Many people have emailed or asked us how this journey came about and whether or not it is economically feasible for them to replicate this trip. So, we thought we would discuss the process and the economics involved.
Last summer, while we were getting ready to sell our house and give away our belongings( the cost of transporting, insuring, and/or storing our furniture until we needed it, would have been more than the value of the furniture), we began to explore where in the USA we wanted to move in order to be away from snow. Nothing immediately jumped out at us as ideal. Listening to our children's suggestions, we decided the time was right for this adventure. Other than wondering if we could afford to make this journey (which we will discuss later) three major obstacles presented themselves. First up was how to get our medications while traveling? Our doctor was willing to provide us with enough written prescriptions to get us through the year. We thought about having our son, who would be acting as our power-of-attorney, fill the prescriptions at a local pharmacy every three months and mailing them to us. However, mailing medications overseas to individuals is illegal, so that option was out. Researching filling the prescriptions in Europe seemed to be the next best option. Everything we read indicated that European pharmacies could be helpful, at least to the point of connecting us with local MD's to countersign the prescriptions. We went with this option and it turned out to be the correct one, at least here in Italy. We now have a 3 month advance supply of medications.

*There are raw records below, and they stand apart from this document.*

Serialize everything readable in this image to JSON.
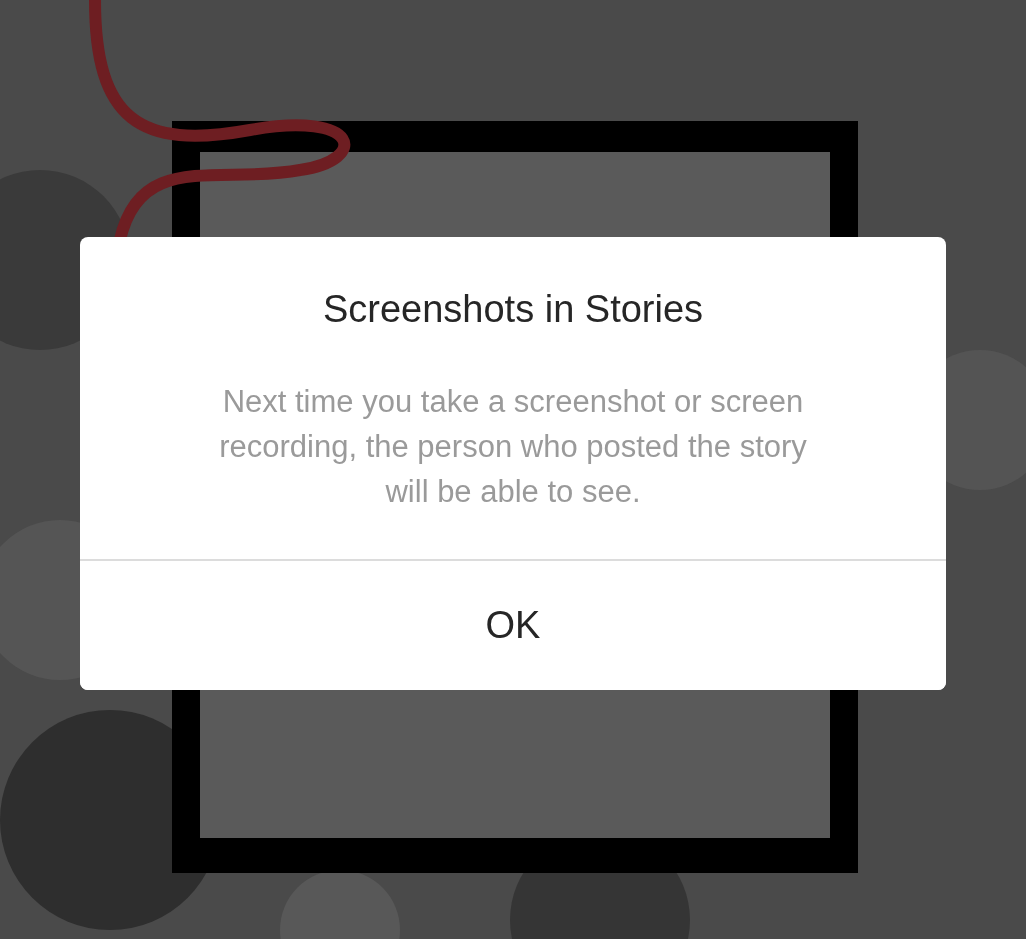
{
  "alert": {
    "title": "Screenshots in Stories",
    "message": "Next time you take a screenshot or screen recording, the person who posted the story will be able to see.",
    "buttons": [
      "OK"
    ]
  }
}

The next big obstacle we faced was travel health/medical evacuation insurance. Our Medicare insurance does not cover us overseas. Most of the travel insurance plans we explored would only cover us for 90-180 days. Researching this topic, we got in touch with Travel-Ex insurance which offered a one year coverage plan, including medical evacuation if needed, for a reasonable fee.
The biggest obstacle we faced was the Shengen treaty. Twenty-six countries of those comprising the Europen Union signed this treaty in 1985. The advantage of it was to provide open borders, easing the need for constant passport control. The main disadvantage, at least for those of us not citizens on the EU was that we could not stay within the Shengen zone for more than 90 out of any 180 days. The only ways around this were either to marry a citizen of the EU, apply for a student visa, or apply for permanent residency. None of these options were applicable to us. Thus, we had to plan our journey carefully so that we would spend 3 months within the Shengen zone and 3 months outside of it for each 180 day time period. While this would mean hop-scotching around, it added some interesting travel options for us that we had not considered at the beginning.
Which now brings us to the question, is this trip worth it? Certainly, the educational and intrinsic value of the places we have visited so far were worth the effort. But what of the actual costs of the trip? We have found that we have been living consistently below our pensions and thus able to bank money into our accounts. For the first month, October when we were in Florence, our total expenses, including one way air fare, rent, food, and all entrance fees, totaled just below $7000 US dollars. For the month of November, while in Rome and when our daughter and her husband stayed with us for a week, our expenses were around $5000 USD, which included train fare to Rome from Florence, plus a day trip to Pompeii. December was even cheaper with expenses falling to under $3000 USD. As we move into January, of course we anticipate that our expenses will increase some as we will have the added expense of air fare to Istanbul.
The bottom line is that financially, this trip is quite affordable. As long as your health is good and you plan your trip carefully, just about anyone can do what we are doing.
One last item needs to be addressed; family connection. Since our children and their families are spread across the US, we customarily saw them only once per year each for an extended visit. Upon returning to the US from this one year adventure, we will once again visit our children's families for extended visits. In the meantime, we stay connected by sending postcards to the grandkids and making frequent phone calls to our children. In addition, each of our children have said that they plan to visit us with their families during this journey. Therefore, they are following along as members of this journey.